Examples of markets where the warm-ups can already be witnessed in the “relay race” in international competition are steel, shipbuilding or watch making. At the beginning of industrialization these industries were dominated by European and American companies. Then they were conquered by the Japanese, before being taken over by south east Asian countries. A similar, highly characteristic, shift took place in the consumer electronics market, computers and the automotive sector. As early as the 1990s “Japanese” microwaves and color TVs were not the only products emanating from factories in Thailand, Malaysia and the People’s Republic of China.
As competition has become more and more intense, the industrialized nations were basically left with two options: leverage ongoing process innovations in old markets to create enough leeway to maneuver prices upwards, or enter new markets with product innovations. Whichever direction it went one thing was almost inevitable: sooner or later NICs and developing countries would even erode this competitive advantage by copying ideas themselves or achieving cost advantage.

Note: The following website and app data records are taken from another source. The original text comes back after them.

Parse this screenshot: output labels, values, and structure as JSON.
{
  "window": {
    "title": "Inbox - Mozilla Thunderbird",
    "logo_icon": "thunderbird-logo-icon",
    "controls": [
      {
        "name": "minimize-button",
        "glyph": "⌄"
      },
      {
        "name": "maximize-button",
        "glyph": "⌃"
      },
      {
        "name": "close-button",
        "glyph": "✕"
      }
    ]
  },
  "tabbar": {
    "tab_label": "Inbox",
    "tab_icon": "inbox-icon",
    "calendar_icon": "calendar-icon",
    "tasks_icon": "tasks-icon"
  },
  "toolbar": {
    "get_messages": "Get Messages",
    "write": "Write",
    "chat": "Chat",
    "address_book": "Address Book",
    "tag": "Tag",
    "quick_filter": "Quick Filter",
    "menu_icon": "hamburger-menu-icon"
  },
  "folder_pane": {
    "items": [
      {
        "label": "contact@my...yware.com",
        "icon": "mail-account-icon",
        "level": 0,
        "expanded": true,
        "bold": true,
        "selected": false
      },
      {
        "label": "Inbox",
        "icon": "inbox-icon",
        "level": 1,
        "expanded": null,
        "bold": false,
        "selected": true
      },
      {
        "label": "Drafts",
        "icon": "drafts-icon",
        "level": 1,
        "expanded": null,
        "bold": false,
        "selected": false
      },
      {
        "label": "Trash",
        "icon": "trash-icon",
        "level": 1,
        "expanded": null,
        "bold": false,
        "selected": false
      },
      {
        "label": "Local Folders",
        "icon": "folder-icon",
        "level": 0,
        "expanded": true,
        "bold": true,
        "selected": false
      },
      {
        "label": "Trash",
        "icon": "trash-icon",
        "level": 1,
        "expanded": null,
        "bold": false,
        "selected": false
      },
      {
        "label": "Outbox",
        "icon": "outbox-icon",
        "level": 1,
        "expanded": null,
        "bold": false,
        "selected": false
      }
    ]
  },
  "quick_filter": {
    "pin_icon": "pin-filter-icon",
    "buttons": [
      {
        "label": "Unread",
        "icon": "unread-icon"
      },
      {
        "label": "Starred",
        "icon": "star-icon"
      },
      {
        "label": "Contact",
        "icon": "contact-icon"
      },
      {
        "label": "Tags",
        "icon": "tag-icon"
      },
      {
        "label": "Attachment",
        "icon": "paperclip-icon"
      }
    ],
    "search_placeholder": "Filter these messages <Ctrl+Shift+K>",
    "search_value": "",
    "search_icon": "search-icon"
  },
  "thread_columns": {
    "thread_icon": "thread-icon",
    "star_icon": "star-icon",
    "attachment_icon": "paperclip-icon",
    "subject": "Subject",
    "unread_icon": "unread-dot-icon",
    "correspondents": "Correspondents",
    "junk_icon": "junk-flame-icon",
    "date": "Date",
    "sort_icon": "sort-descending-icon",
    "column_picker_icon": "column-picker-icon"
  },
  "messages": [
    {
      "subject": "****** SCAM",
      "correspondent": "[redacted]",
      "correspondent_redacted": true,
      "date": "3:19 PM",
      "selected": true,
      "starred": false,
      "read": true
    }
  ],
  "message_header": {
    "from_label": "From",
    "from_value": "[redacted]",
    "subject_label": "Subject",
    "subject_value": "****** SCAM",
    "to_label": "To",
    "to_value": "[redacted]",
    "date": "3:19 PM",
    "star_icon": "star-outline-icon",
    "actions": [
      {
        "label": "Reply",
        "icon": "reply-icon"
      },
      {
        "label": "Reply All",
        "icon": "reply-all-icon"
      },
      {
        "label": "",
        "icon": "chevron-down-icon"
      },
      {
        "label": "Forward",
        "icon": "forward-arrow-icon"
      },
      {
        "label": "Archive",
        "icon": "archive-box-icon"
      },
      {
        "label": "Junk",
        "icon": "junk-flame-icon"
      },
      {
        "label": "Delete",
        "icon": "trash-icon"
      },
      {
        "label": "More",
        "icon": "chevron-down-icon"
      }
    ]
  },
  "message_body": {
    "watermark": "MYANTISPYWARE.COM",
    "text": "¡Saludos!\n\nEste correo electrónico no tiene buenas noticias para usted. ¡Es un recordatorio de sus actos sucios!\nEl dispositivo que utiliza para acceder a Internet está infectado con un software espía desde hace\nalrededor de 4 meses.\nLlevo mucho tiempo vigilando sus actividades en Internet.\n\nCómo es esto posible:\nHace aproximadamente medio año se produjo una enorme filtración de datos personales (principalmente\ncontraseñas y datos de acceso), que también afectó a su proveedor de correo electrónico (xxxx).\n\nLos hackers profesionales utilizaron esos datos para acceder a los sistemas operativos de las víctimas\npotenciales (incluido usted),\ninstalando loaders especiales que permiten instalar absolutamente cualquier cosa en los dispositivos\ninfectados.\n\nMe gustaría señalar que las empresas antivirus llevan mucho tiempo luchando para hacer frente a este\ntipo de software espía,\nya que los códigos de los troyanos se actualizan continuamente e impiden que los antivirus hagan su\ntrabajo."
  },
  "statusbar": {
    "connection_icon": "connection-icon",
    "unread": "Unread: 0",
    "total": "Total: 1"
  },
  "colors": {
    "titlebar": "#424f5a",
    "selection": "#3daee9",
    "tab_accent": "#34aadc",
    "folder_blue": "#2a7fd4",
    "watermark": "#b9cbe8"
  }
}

The value of innovations was described by authors such as Michael Porter in his influential work “Competitive Strategy“:
As the drives to innovate, reduce costs or be first are increasingly mutually exclusive, companies must aim to achieve cost and quality advantage by forging ahead with product and process innovations at the same speed. In countries like Germany many companies have already missed the opportunity to gain cost or quality leadership through process or product innovations. The problem with this is obvious: if you fail to find marketing instruments that build preference – for example superior product quality or an image strategy – and are unable to rise permanently above the competition, the only unique selling proposition open to you to market the product, is price.
German companies struggling to innovate is usually a homegrown problem and often stems from a lack of imagination. In a study conducted on behalf of the Bad Harzburgbased management school “Akademie fur Fuhrungskrafte der Wirtschaft”, some of the causes pointed to by managers were:
And even when companies come up with innovations, there is no guarantee it will succeed on the market. A number of studies show that lots of new products fail to make it to the decisive growth phase and fade away. Overall the flop rate stands at somewhere between 60 and 75 per cent. The consulting company Arthur D. Little developed an evaluation filter and came to the conclusion that a mere 15 per cent of all innovation ideas should make it onto the market, although no more than two thirds of these, i.e. 10 per cent of all innovations, will remain on the market.
There are a number of reasons why so many innovations flop. Often the product fails to make any headway because of the sheer number of competitors. Others fail to establish a new technical standard or do not appeal to enough customers because the company does not provide enough options for using the product.
To make things worse, companies face a huge time dilemma. Product life cycles continue to shorten, but product development is taking up more and more time, sometimes in multiples, increasing the risk of failure. Given all of these problems, there is increasing demand for effective and insightful market research to look specifically into innovations. This applies especially to products incurring the lion’s share of innovation process costs during the development phase.
Under such circumstances creativity techniques can help tremendously. These help when thinking through and solving problems that are difficult to otherwise define or quantify, problems that can not be tackled using standard techniques. The Mannheim Inventor Workshop is a holistic technique developed by the Steinbeis Transfer Center Market Research and Marketing Know-How. It offers plenty of potential to different sized companies from all types of sectors and is fast and efficient. The workshop already has a good track record in developing a variety of solutions to an even broader variety of problems, ranging from the development of environmental scenarios to application options for new technologies in private households and even new company names.